Many people may not know Narwhals are a mix of Bottlenose Dolphins, Belugas, Harbor Porpoises, and Killer Wales. Narwhals are considered “the unicorn of the sea” as  they have a tooth that grows over the left side of the jaw and turns into a tusk that can reach a length of 8.8 feet (2.7 meters), according to National Geographic.

Narwhals also love to prey on fish, crabs, squid, and other small living creatures in the ocean. Narwhals spend their whole life in the Arctic waters in Russia, Greenland, and North America and  stay in the Arctic ocean so they can find more food and other Narwhals with which to mate, according to NOAA Fishers.

Narwhals live 30-40 years but can live up to 50 if they have a healthy life.  Polar Bears , Killer Wales, Sharks, and sometimes humans are the most frequent predators of this unique mammal with  45,000-50,000 narwhals left in the world, according to Defenders.org.

Narwhals usually mate around spring during March or May, usually giving birth around June. They fight other narwhals for their mate, using theirs tusks to battle others. They also use their tusks to mate with the female.

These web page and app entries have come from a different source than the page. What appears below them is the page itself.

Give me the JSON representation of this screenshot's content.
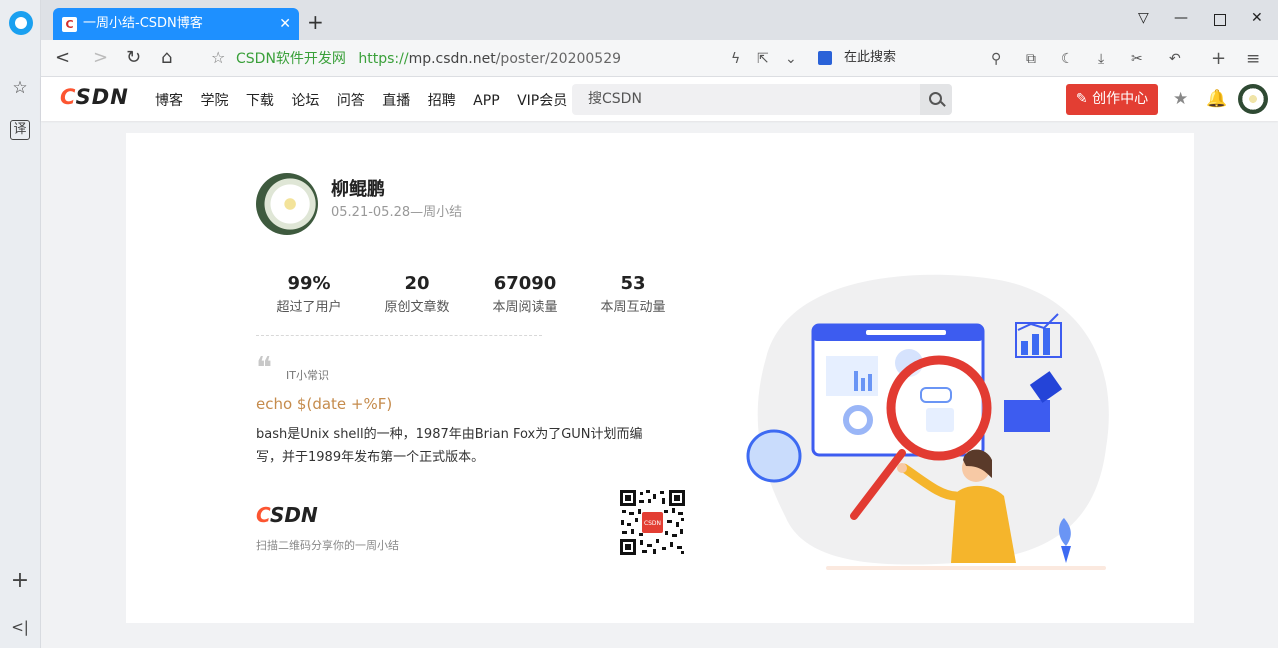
{
  "browser": {
    "tab_title": "一周小结-CSDN博客",
    "tab_favicon": "C",
    "new_tab": "+",
    "url_site": "CSDN软件开发网",
    "url_scheme": "https://",
    "url_host": "mp.csdn.net",
    "url_path": "/poster/20200529",
    "search_placeholder": "在此搜索",
    "side_translate": "译"
  },
  "header": {
    "logo_c": "C",
    "logo_rest": "SDN",
    "nav": [
      "博客",
      "学院",
      "下载",
      "论坛",
      "问答",
      "直播",
      "招聘",
      "APP",
      "VIP会员"
    ],
    "search_placeholder": "搜CSDN",
    "create_label": "创作中心"
  },
  "poster": {
    "name": "柳鲲鹏",
    "period": "05.21-05.28—周小结",
    "stats": [
      {
        "value": "99%",
        "label": "超过了用户"
      },
      {
        "value": "20",
        "label": "原创文章数"
      },
      {
        "value": "67090",
        "label": "本周阅读量"
      },
      {
        "value": "53",
        "label": "本周互动量"
      }
    ],
    "it_label": "IT小常识",
    "command": "echo $(date +%F)",
    "desc_line1": "bash是Unix shell的一种，1987年由Brian Fox为了GUN计划而编",
    "desc_line2": "写，并于1989年发布第一个正式版本。",
    "footer_logo_c": "C",
    "footer_logo_rest": "SDN",
    "scan_text": "扫描二维码分享你的一周小结",
    "qr_badge": "CSDN"
  },
  "colors": {
    "tab_blue": "#1e90ff",
    "csdn_red": "#fc5531",
    "create_red": "#e33e33",
    "command_color": "#c58b4c"
  }
}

They wave their tusks to draw the female in or the female will choose the winner of the fight according to animals.mom.me.

So the next time you see a Narwal pictured on your gift wrap or calendar, you can now appreciate that they are more than just another cute and interesting advertising trend.